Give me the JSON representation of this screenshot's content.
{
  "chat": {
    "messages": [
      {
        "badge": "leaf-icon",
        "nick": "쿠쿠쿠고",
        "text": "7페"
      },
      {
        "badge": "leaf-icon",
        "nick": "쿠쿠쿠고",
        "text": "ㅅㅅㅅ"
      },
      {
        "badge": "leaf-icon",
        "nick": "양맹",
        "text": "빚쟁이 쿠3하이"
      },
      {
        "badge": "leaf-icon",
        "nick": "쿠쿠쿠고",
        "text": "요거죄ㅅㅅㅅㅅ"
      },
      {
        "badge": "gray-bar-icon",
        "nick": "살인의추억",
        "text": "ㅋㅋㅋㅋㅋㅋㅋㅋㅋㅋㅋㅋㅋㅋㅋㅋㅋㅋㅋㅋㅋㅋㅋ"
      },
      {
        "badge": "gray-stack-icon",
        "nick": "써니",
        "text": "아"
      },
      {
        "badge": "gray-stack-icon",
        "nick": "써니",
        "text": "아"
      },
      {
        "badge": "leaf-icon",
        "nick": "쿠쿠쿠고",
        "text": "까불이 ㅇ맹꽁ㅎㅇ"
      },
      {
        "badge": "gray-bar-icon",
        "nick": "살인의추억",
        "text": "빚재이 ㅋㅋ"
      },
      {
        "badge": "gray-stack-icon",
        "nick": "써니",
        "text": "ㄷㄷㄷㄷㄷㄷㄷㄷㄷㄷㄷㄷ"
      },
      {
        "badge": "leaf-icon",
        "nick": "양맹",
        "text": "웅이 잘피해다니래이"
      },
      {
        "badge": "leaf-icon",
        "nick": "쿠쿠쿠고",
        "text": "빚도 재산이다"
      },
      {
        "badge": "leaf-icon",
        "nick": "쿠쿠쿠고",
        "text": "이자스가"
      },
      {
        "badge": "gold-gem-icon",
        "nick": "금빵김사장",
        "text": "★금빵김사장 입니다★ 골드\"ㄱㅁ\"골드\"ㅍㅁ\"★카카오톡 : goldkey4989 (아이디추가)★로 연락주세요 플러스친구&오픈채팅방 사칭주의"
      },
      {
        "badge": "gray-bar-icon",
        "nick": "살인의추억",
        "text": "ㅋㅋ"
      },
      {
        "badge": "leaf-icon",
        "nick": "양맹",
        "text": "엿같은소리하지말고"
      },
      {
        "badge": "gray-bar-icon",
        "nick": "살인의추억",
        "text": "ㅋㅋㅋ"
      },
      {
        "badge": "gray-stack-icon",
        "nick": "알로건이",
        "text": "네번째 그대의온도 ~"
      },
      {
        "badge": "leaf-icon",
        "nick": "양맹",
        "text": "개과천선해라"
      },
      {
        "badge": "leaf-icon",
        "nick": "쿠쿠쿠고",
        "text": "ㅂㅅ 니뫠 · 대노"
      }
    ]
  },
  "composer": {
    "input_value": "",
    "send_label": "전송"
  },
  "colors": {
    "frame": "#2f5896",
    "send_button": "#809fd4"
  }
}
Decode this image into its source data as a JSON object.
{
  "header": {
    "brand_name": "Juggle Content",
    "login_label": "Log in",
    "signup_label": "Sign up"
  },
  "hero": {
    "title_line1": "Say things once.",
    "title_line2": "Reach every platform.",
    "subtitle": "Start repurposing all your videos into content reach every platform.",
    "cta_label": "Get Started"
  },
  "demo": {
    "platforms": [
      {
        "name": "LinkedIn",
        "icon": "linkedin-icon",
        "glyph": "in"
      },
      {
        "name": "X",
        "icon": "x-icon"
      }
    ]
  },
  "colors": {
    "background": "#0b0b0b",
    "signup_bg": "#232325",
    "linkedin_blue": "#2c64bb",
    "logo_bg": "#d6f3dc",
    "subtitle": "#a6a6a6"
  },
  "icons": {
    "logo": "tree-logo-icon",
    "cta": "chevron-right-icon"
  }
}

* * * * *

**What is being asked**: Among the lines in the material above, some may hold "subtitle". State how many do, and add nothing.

**Written answer**: 2